PROBLEM:
Search the entries for lines that contain the word "true", and report each one found.

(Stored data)
----------

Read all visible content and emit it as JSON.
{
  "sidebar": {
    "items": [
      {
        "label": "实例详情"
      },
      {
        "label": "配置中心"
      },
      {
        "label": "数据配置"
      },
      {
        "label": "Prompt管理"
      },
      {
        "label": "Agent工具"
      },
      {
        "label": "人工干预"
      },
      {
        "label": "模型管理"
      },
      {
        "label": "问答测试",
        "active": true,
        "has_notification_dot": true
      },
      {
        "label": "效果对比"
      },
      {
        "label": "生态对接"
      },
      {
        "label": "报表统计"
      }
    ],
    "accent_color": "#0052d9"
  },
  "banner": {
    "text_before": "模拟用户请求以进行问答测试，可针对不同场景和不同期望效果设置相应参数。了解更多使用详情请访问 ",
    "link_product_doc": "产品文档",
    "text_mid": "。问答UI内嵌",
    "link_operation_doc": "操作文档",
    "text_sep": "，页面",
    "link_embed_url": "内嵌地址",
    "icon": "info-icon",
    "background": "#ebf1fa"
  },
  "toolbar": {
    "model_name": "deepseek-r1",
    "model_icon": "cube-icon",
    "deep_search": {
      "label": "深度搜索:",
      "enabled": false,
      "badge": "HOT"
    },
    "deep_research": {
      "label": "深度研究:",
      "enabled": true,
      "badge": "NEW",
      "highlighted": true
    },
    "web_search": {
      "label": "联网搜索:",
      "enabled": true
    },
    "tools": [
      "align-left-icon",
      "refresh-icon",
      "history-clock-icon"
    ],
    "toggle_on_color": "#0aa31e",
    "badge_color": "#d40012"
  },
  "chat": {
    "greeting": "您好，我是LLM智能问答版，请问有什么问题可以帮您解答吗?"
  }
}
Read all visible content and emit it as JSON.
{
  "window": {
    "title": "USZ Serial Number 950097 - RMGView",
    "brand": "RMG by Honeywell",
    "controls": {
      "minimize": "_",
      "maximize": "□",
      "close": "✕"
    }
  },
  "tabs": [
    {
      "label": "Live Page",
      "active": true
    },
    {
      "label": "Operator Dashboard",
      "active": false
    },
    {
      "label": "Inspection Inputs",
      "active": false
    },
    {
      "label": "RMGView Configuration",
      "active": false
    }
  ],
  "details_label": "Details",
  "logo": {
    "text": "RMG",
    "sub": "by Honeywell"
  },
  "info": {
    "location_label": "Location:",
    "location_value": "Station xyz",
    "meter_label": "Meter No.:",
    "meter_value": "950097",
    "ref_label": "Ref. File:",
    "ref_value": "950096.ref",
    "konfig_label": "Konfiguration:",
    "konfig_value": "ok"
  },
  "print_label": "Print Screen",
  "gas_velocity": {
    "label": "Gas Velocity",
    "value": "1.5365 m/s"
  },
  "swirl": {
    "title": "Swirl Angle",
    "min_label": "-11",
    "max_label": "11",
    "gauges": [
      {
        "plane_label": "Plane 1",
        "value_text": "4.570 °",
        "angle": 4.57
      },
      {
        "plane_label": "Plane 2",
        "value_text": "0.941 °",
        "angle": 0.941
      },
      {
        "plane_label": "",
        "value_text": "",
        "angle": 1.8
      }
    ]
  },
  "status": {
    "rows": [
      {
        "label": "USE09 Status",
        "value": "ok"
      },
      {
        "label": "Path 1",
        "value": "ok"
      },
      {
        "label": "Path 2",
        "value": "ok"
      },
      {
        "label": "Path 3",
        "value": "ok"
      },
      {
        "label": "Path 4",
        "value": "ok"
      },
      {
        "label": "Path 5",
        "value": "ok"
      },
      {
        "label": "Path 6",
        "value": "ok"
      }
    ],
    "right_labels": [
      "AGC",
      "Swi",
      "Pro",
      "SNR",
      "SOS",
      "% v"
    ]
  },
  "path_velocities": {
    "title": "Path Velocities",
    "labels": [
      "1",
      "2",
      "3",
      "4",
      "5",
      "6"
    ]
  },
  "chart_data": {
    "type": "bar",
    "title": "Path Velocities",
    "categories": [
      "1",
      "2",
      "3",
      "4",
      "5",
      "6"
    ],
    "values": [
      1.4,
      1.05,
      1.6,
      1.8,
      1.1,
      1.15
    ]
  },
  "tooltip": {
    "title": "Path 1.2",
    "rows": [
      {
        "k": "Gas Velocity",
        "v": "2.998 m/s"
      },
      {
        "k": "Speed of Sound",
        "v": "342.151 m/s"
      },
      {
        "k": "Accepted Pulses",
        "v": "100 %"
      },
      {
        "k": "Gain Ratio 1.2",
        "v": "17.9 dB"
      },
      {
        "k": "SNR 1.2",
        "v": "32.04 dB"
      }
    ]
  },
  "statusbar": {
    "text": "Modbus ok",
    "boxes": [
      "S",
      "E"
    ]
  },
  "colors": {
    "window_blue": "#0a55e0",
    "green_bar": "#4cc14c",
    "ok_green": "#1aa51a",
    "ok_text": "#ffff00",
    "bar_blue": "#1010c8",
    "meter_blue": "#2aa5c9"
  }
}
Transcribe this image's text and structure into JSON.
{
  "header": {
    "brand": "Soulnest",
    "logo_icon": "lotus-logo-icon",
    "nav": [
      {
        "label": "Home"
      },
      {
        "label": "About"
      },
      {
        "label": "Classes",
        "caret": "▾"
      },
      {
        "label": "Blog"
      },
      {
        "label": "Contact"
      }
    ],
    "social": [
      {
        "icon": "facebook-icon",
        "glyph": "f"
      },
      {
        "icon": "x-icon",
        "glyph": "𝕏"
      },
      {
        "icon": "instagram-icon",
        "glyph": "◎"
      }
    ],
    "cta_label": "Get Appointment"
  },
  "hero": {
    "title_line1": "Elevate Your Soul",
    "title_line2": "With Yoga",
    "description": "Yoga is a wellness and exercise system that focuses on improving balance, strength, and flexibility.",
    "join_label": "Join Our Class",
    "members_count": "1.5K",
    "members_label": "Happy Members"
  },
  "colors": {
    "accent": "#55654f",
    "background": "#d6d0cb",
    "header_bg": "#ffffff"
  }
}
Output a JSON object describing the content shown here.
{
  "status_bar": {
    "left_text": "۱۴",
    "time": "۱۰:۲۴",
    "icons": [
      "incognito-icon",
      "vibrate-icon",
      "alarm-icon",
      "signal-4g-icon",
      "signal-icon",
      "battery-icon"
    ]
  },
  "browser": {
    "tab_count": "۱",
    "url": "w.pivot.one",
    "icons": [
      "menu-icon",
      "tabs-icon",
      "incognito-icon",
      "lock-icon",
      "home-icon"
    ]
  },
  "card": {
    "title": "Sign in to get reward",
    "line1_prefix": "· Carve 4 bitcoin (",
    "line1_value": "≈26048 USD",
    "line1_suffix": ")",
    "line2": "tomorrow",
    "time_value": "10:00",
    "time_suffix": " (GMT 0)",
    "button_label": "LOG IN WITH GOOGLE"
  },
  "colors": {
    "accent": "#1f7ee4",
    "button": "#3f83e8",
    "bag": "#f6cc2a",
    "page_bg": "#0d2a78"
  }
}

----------

ANSWER FOR THE TASK:
        "active": true,
        "has_notification_dot": true
      "enabled": true,
      "highlighted": true
      "enabled": true
      "active": true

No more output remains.